▸ Excerpted data:

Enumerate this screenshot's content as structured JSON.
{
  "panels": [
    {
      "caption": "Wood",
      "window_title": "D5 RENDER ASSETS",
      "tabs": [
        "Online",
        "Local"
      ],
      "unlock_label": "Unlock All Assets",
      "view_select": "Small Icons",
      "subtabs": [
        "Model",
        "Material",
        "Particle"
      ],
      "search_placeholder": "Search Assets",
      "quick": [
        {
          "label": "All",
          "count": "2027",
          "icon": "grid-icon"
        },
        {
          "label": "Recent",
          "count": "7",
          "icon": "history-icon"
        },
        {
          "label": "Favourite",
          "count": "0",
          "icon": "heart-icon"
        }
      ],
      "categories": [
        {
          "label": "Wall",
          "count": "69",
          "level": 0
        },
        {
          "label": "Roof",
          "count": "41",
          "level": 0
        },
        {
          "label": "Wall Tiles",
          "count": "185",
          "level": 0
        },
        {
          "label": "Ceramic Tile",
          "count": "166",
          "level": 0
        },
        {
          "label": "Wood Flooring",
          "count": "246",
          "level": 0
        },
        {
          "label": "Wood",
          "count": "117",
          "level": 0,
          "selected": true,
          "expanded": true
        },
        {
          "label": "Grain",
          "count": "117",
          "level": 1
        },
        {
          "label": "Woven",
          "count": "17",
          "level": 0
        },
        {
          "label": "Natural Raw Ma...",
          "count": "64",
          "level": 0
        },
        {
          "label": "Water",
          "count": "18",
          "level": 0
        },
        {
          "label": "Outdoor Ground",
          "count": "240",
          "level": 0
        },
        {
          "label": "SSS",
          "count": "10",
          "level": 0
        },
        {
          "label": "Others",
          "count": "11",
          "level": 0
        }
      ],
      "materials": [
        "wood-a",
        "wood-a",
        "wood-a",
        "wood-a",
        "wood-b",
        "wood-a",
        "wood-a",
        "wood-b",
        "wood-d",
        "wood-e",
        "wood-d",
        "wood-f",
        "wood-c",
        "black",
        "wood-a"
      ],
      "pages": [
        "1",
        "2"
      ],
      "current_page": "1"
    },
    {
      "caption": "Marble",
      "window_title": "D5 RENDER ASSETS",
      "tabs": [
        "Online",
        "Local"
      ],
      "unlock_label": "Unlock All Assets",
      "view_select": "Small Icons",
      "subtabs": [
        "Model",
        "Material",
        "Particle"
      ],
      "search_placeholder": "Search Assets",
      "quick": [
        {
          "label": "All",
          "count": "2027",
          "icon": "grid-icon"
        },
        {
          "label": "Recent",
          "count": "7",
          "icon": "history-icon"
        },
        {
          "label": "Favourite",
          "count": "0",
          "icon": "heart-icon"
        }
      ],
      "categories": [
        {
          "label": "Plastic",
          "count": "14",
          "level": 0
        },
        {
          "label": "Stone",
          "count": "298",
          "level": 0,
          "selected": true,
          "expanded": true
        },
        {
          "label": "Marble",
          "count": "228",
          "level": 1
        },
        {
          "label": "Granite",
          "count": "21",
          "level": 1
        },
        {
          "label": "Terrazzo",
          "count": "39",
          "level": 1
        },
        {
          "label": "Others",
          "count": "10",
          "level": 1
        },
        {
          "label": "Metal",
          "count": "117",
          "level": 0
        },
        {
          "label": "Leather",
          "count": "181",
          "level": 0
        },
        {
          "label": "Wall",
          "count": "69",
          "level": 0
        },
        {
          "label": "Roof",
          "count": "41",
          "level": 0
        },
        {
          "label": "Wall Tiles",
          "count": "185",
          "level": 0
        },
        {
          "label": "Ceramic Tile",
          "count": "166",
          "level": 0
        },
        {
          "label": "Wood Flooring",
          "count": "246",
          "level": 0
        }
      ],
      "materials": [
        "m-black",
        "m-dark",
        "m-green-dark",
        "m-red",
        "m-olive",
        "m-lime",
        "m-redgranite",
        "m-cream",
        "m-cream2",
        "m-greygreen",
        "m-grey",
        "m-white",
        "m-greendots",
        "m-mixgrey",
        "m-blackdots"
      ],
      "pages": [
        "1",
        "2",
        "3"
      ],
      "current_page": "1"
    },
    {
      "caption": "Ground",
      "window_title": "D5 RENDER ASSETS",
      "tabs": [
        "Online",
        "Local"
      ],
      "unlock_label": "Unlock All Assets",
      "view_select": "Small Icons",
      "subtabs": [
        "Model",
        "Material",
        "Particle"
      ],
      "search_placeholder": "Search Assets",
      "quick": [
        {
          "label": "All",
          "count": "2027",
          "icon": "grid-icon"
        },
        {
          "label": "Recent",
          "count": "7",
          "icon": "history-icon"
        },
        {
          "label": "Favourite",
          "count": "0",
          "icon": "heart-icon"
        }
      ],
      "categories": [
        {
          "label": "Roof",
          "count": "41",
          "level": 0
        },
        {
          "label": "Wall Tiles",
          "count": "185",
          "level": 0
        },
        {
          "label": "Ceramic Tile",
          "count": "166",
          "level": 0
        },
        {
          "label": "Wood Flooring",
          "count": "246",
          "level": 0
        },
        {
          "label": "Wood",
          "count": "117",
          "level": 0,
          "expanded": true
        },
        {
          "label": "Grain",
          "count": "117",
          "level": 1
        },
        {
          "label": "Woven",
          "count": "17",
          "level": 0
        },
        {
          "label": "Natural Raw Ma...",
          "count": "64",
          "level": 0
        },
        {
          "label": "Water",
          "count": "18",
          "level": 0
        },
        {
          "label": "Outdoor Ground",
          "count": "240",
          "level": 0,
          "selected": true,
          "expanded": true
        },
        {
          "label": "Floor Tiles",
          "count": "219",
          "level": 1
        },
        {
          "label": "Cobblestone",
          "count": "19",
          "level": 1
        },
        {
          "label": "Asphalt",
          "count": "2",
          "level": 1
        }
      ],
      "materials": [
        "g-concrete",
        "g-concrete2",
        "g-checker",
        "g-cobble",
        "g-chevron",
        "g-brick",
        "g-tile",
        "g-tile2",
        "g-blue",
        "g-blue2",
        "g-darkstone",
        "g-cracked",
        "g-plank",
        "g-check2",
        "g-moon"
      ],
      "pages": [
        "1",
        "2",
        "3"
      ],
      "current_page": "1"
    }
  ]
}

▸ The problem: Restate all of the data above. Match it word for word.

▸ Task result:
Enumerate this screenshot's content as structured JSON.
{
  "panels": [
    {
      "caption": "Wood",
      "window_title": "D5 RENDER ASSETS",
      "tabs": [
        "Online",
        "Local"
      ],
      "unlock_label": "Unlock All Assets",
      "view_select": "Small Icons",
      "subtabs": [
        "Model",
        "Material",
        "Particle"
      ],
      "search_placeholder": "Search Assets",
      "quick": [
        {
          "label": "All",
          "count": "2027",
          "icon": "grid-icon"
        },
        {
          "label": "Recent",
          "count": "7",
          "icon": "history-icon"
        },
        {
          "label": "Favourite",
          "count": "0",
          "icon": "heart-icon"
        }
      ],
      "categories": [
        {
          "label": "Wall",
          "count": "69",
          "level": 0
        },
        {
          "label": "Roof",
          "count": "41",
          "level": 0
        },
        {
          "label": "Wall Tiles",
          "count": "185",
          "level": 0
        },
        {
          "label": "Ceramic Tile",
          "count": "166",
          "level": 0
        },
        {
          "label": "Wood Flooring",
          "count": "246",
          "level": 0
        },
        {
          "label": "Wood",
          "count": "117",
          "level": 0,
          "selected": true,
          "expanded": true
        },
        {
          "label": "Grain",
          "count": "117",
          "level": 1
        },
        {
          "label": "Woven",
          "count": "17",
          "level": 0
        },
        {
          "label": "Natural Raw Ma...",
          "count": "64",
          "level": 0
        },
        {
          "label": "Water",
          "count": "18",
          "level": 0
        },
        {
          "label": "Outdoor Ground",
          "count": "240",
          "level": 0
        },
        {
          "label": "SSS",
          "count": "10",
          "level": 0
        },
        {
          "label": "Others",
          "count": "11",
          "level": 0
        }
      ],
      "materials": [
        "wood-a",
        "wood-a",
        "wood-a",
        "wood-a",
        "wood-b",
        "wood-a",
        "wood-a",
        "wood-b",
        "wood-d",
        "wood-e",
        "wood-d",
        "wood-f",
        "wood-c",
        "black",
        "wood-a"
      ],
      "pages": [
        "1",
        "2"
      ],
      "current_page": "1"
    },
    {
      "caption": "Marble",
      "window_title": "D5 RENDER ASSETS",
      "tabs": [
        "Online",
        "Local"
      ],
      "unlock_label": "Unlock All Assets",
      "view_select": "Small Icons",
      "subtabs": [
        "Model",
        "Material",
        "Particle"
      ],
      "search_placeholder": "Search Assets",
      "quick": [
        {
          "label": "All",
          "count": "2027",
          "icon": "grid-icon"
        },
        {
          "label": "Recent",
          "count": "7",
          "icon": "history-icon"
        },
        {
          "label": "Favourite",
          "count": "0",
          "icon": "heart-icon"
        }
      ],
      "categories": [
        {
          "label": "Plastic",
          "count": "14",
          "level": 0
        },
        {
          "label": "Stone",
          "count": "298",
          "level": 0,
          "selected": true,
          "expanded": true
        },
        {
          "label": "Marble",
          "count": "228",
          "level": 1
        },
        {
          "label": "Granite",
          "count": "21",
          "level": 1
        },
        {
          "label": "Terrazzo",
          "count": "39",
          "level": 1
        },
        {
          "label": "Others",
          "count": "10",
          "level": 1
        },
        {
          "label": "Metal",
          "count": "117",
          "level": 0
        },
        {
          "label": "Leather",
          "count": "181",
          "level": 0
        },
        {
          "label": "Wall",
          "count": "69",
          "level": 0
        },
        {
          "label": "Roof",
          "count": "41",
          "level": 0
        },
        {
          "label": "Wall Tiles",
          "count": "185",
          "level": 0
        },
        {
          "label": "Ceramic Tile",
          "count": "166",
          "level": 0
        },
        {
          "label": "Wood Flooring",
          "count": "246",
          "level": 0
        }
      ],
      "materials": [
        "m-black",
        "m-dark",
        "m-green-dark",
        "m-red",
        "m-olive",
        "m-lime",
        "m-redgranite",
        "m-cream",
        "m-cream2",
        "m-greygreen",
        "m-grey",
        "m-white",
        "m-greendots",
        "m-mixgrey",
        "m-blackdots"
      ],
      "pages": [
        "1",
        "2",
        "3"
      ],
      "current_page": "1"
    },
    {
      "caption": "Ground",
      "window_title": "D5 RENDER ASSETS",
      "tabs": [
        "Online",
        "Local"
      ],
      "unlock_label": "Unlock All Assets",
      "view_select": "Small Icons",
      "subtabs": [
        "Model",
        "Material",
        "Particle"
      ],
      "search_placeholder": "Search Assets",
      "quick": [
        {
          "label": "All",
          "count": "2027",
          "icon": "grid-icon"
        },
        {
          "label": "Recent",
          "count": "7",
          "icon": "history-icon"
        },
        {
          "label": "Favourite",
          "count": "0",
          "icon": "heart-icon"
        }
      ],
      "categories": [
        {
          "label": "Roof",
          "count": "41",
          "level": 0
        },
        {
          "label": "Wall Tiles",
          "count": "185",
          "level": 0
        },
        {
          "label": "Ceramic Tile",
          "count": "166",
          "level": 0
        },
        {
          "label": "Wood Flooring",
          "count": "246",
          "level": 0
        },
        {
          "label": "Wood",
          "count": "117",
          "level": 0,
          "expanded": true
        },
        {
          "label": "Grain",
          "count": "117",
          "level": 1
        },
        {
          "label": "Woven",
          "count": "17",
          "level": 0
        },
        {
          "label": "Natural Raw Ma...",
          "count": "64",
          "level": 0
        },
        {
          "label": "Water",
          "count": "18",
          "level": 0
        },
        {
          "label": "Outdoor Ground",
          "count": "240",
          "level": 0,
          "selected": true,
          "expanded": true
        },
        {
          "label": "Floor Tiles",
          "count": "219",
          "level": 1
        },
        {
          "label": "Cobblestone",
          "count": "19",
          "level": 1
        },
        {
          "label": "Asphalt",
          "count": "2",
          "level": 1
        }
      ],
      "materials": [
        "g-concrete",
        "g-concrete2",
        "g-checker",
        "g-cobble",
        "g-chevron",
        "g-brick",
        "g-tile",
        "g-tile2",
        "g-blue",
        "g-blue2",
        "g-darkstone",
        "g-cracked",
        "g-plank",
        "g-check2",
        "g-moon"
      ],
      "pages": [
        "1",
        "2",
        "3"
      ],
      "current_page": "1"
    }
  ]
}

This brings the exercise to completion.